Pamper yourself. Treat yourself to something special! Some ideas include: reading a book or taking a hot bath. Or perhaps getting a mani/pedi is more your style. Sometimes enjoying a sweet treat is enough to recharge during a 15-minute break. It is okay to do these things for yourself in order to maintain a level of calm.

Commune with nature. Spend some of your lunch break and take a walk or find a quiet place to immerse yourself in the beauty of the outdoors. Terri, a 4C Professional Development Specialist kept a pair of binoculars with her to watch the birds that inhabited the tree line off of the parking lot. She found this very relaxing and rejuvenating on stressful days. Sitting under a tree can be grounding and can quickly recharge you with enough energy to make it through the rest of the day.

Ponder the positive. Bridget, another member of 4C’s Professional Development team kept a memory box of items that she kept from her classroom. On particularly rough days, she would go home and look through the box and think of all the positive events that she had experienced in the classroom. 4C professional development specialist Alissa commented that finding some alone time and thinking of pleasant thoughts can also be helpful on stressful days.

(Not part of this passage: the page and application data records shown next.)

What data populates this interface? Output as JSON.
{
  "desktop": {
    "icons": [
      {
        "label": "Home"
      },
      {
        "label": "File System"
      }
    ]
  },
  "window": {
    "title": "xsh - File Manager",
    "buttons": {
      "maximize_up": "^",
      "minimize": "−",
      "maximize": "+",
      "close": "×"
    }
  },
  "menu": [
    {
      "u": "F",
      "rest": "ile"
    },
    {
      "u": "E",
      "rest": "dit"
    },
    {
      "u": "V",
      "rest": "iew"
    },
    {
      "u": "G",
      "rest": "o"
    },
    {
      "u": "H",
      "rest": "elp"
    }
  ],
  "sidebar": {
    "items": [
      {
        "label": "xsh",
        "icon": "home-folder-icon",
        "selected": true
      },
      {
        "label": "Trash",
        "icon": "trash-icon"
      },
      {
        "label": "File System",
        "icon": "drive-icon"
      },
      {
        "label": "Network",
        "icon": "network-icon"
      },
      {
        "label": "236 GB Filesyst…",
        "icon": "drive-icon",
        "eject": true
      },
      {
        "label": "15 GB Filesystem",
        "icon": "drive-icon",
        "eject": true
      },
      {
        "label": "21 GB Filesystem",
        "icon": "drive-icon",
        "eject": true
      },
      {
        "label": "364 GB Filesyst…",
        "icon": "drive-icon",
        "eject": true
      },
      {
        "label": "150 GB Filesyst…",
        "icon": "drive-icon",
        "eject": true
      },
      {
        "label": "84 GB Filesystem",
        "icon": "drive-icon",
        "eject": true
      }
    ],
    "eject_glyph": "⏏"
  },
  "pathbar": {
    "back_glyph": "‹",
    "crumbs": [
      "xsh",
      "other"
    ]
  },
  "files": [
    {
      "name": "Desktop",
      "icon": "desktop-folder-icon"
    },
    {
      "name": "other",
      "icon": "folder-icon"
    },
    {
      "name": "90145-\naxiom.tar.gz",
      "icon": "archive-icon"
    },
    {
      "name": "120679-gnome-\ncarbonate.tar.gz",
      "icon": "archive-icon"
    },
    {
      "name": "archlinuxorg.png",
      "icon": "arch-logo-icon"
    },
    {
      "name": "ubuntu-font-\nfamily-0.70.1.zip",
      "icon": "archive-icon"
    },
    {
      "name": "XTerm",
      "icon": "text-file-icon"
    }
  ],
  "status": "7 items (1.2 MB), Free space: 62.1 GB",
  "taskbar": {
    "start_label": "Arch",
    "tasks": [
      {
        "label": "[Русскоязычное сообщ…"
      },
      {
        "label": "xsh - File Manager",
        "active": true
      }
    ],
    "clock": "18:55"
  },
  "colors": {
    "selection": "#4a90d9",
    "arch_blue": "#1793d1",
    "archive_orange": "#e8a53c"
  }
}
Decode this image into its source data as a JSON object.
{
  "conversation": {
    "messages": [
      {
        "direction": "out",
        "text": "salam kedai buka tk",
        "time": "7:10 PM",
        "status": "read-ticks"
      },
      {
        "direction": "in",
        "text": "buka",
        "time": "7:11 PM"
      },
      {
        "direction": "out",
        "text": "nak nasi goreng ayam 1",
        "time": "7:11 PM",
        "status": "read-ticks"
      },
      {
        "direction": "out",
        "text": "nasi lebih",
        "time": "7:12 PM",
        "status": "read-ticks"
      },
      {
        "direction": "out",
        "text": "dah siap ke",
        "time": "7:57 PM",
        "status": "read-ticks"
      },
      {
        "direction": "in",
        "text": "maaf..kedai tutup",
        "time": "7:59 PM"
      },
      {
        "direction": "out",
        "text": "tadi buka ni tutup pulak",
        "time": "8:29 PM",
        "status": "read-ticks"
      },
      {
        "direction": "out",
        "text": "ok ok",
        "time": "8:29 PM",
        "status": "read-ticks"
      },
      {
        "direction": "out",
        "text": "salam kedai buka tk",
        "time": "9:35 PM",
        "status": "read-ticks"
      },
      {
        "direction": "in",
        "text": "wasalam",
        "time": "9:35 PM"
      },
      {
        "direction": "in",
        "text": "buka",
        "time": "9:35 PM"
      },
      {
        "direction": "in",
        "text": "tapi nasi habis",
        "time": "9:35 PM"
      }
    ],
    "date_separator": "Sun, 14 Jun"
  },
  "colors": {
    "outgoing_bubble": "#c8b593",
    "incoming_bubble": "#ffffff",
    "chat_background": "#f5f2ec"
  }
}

Involve the children. If you cannot get away or take a break—because let’s face it, it can be difficult to do—find ways to involve the children. Sing a silly song or put on your favorite, child-friendly music. Some of my favorite go-to albums included “Sing-A-Longs and Lullabies for the Film Curious George” by Jack Johnson, “Not for Kids Only” by Jerry Garcia & David Grisman, and “Let’s Go Everywhere” by Medeski, Martin & Wood. Music is one way to bring people together and can quickly turn around the dynamics of the program. Bridget also shared she would bring out a favorite book or art activity for children to do and this would often times help engage children and ease tension.

So the next time you are feeling tense or a little stressed out, remember it is important to model the behavior we expect to see in children. By taking care of ourselves, we can teach children how to do the same. How do you plan take care of yourself? However you choose to take care of yourself, it is important that you take the time to do it. The young people in your life depend on you and need the adults in their lives to be stable and strong.